Work item ::
What is the number of lines below that include the string "source"? Provide that number alone.

Dataset excerpts ::
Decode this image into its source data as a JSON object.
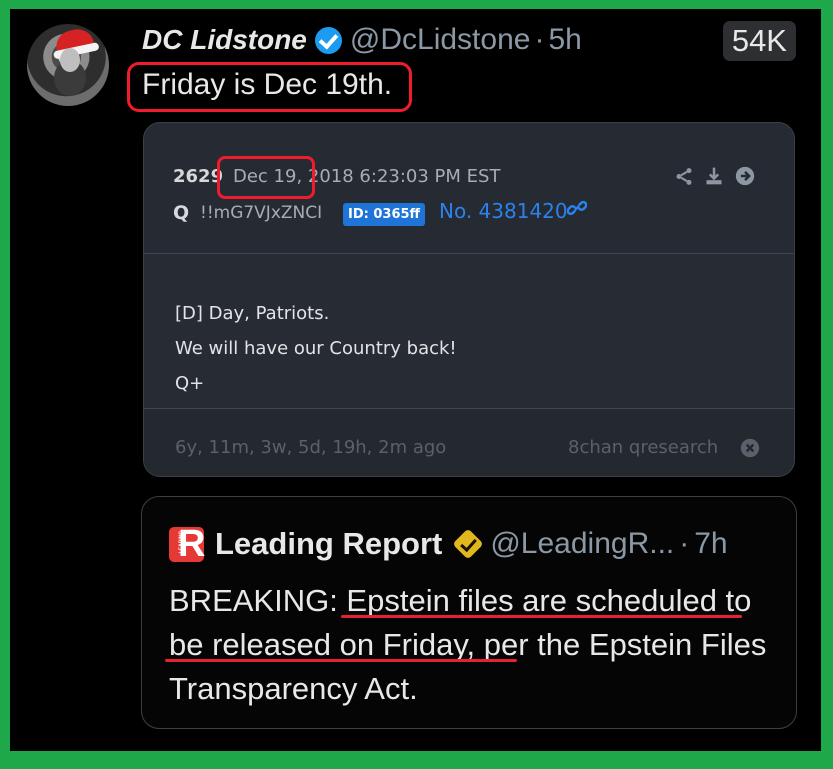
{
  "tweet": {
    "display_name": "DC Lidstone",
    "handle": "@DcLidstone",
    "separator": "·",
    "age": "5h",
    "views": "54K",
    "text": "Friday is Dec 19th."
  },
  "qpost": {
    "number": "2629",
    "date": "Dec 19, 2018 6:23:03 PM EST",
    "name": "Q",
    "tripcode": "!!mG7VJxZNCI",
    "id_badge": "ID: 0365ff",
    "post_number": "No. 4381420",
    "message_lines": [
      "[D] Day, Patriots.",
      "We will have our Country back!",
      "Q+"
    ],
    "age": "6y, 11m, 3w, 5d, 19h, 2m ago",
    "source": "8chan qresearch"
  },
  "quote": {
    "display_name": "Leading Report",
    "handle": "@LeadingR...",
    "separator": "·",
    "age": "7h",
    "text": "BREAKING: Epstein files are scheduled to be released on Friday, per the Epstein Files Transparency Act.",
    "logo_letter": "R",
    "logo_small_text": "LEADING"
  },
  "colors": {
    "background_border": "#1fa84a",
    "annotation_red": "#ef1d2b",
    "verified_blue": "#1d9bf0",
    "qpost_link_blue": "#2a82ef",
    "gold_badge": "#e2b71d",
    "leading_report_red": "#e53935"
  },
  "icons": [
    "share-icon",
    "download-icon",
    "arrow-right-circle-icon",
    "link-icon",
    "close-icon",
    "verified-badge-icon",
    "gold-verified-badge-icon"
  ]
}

Reply ::
2